Mississippi Serving as Telehealth Model for Other States, U.S.
February 27, 2015 in News
Mississippi has been a leading adopter of telehealth and its successes have had an effect on other states and the debate over telehealth policy at the federal level, Politico reports.
Mississippi ranks near the bottom for many measures of overall health, including having the second-highest rate of obesity. In addition, the Association of American Medical College’s 2013 State Physician Workforce Data Book found the state had the worst shortage of physicians in the country.
In response, health care stakeholders in 2013 launched the Center for Telehealth program at the University of Mississippi Medical Center to connect emergency department physicians in Jackson, Miss., with three rural hospitals using telehealth technology.
The program now remotely connects with 165 sites — covering 35 specialties such as psychiatry and premature infant care — and provides about 8,000 telemedicine visits per month.
Meanwhile, the state Legislature in 2012 passed a bill requiring private insurers to reimburse for telehealth services at the same rate as they do for in-person services. The state Legislature also passed legislation last year covering remote patient monitoring, and the state’s Medicaid program reimburses for some telehealth services.
Early Data Show Positive Results
Kristi Henderson, director of the University of Mississippi Medical Center’s Center for Telehealth, said that early data on outcomes have been promising. For example, she said that patients receiving telehealth services in rural EDs for cardiac arrest had, on average, fared as well as individuals treated at a larger Jackson hospital.
According to Politico, the center has helped small hospitals achieve a:
- 25% reduction in costs in part because they no longer had to hire temporary physicians to work in their EDs; and
- 20% increase in admissions because individuals in rural areas were able to receive care for more complex problems.
Mississippi health officials are currently working to expand telehealth services to schools to assist nurses with providing care, including for chronic conditions.

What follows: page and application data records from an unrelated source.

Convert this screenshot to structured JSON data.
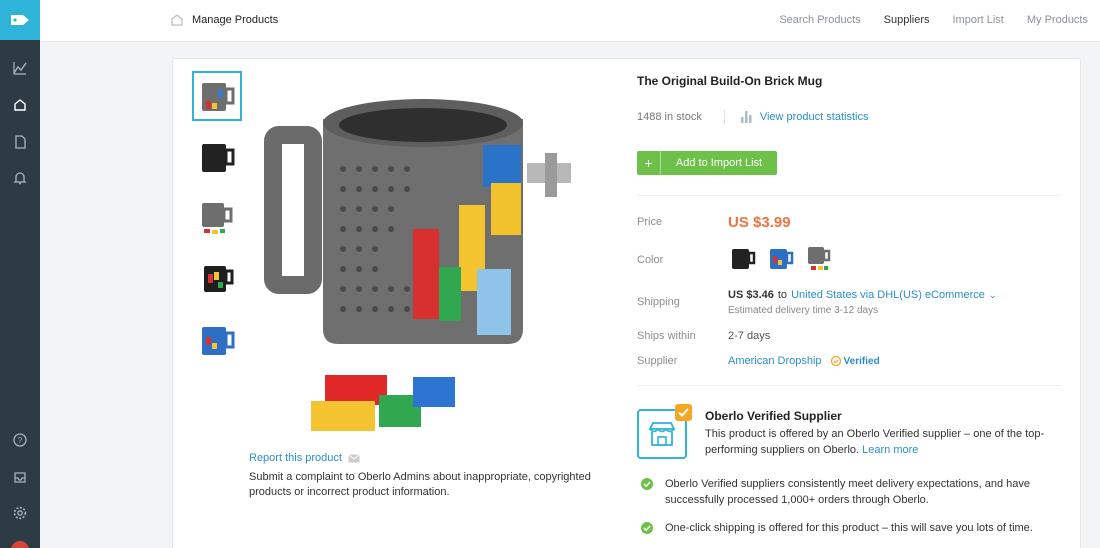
{
  "app": {
    "accent": "#2fb3d9",
    "sidebar_bg": "#2d3b45"
  },
  "sidebar": {
    "items": [
      {
        "icon": "analytics-icon"
      },
      {
        "icon": "store-icon"
      },
      {
        "icon": "orders-icon"
      },
      {
        "icon": "notifications-icon"
      },
      {
        "icon": "help-icon"
      },
      {
        "icon": "inbox-icon"
      },
      {
        "icon": "settings-icon"
      }
    ]
  },
  "topbar": {
    "breadcrumb": "Manage Products",
    "nav": [
      {
        "label": "Search Products",
        "active": false
      },
      {
        "label": "Suppliers",
        "active": true
      },
      {
        "label": "Import List",
        "active": false
      },
      {
        "label": "My Products",
        "active": false
      }
    ]
  },
  "product": {
    "title": "The Original Build-On Brick Mug",
    "stock": "1488 in stock",
    "stats_link": "View product statistics",
    "add_button": "Add to Import List",
    "thumbnails_count": 5,
    "report": {
      "link": "Report this product",
      "description": "Submit a complaint to Oberlo Admins about inappropriate, copyrighted products or incorrect product information."
    },
    "details": {
      "price_label": "Price",
      "price": "US $3.99",
      "color_label": "Color",
      "colors": [
        "black",
        "blue",
        "gray"
      ],
      "shipping_label": "Shipping",
      "shipping_cost": "US $3.46",
      "shipping_to": "to",
      "shipping_method": "United States via DHL(US) eCommerce",
      "delivery": "Estimated delivery time 3-12 days",
      "ships_within_label": "Ships within",
      "ships_within": "2-7 days",
      "supplier_label": "Supplier",
      "supplier_name": "American Dropship",
      "verified": "Verified"
    }
  },
  "verified_box": {
    "title": "Oberlo Verified Supplier",
    "description": "This product is offered by an Oberlo Verified supplier – one of the top-performing suppliers on Oberlo.",
    "learn_more": "Learn more",
    "bullets": [
      "Oberlo Verified suppliers consistently meet delivery expectations, and have successfully processed 1,000+ orders through Oberlo.",
      "One-click shipping is offered for this product – this will save you lots of time."
    ]
  }
}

According to Politico, early results of school nurses use of remote monitoring technology demonstrate that it has helped to control blood sugar levels among diabetics.
Effect on Other States, Federal Telehealth Policy Debate
Arkansas, which shares images via telehealth connections with every ED in the state, has learned from Mississippi’s adoption of telehealth, according to Tina Benton, who runs a monitoring program at the University of Arkansas for Medical Sciences.
Meanwhile, several current and former Mississippi lawmakers have been active in congressional discussions about telehealth policy. For example:
- Rep. Gregg Harper (R-Miss.) last congressional session introduced legislation (HR 5380, HR 3306) to expand telehealth coverage through federal health programs and currently leads a House Energy and Commerce Committee working group that is drafting a telehealth measure for the committee’s 21st Century Cures initiative; and
- Former Senate Majority Leader Trent Lott (R-Miss.) helped launch in early 2014 the telehealth lobbying group Alliance for Connected Care, which has advocated for easing barriers to Medicare reimbursing for telehealth services.
Henderson said that Mississippi officials want to “showcase” the success of telehealth in their state “so that others can replicate it.” She added, “Imagine if you cleared (the barriers) at a federal level what can happen” (Pittman, Politico, 2/26).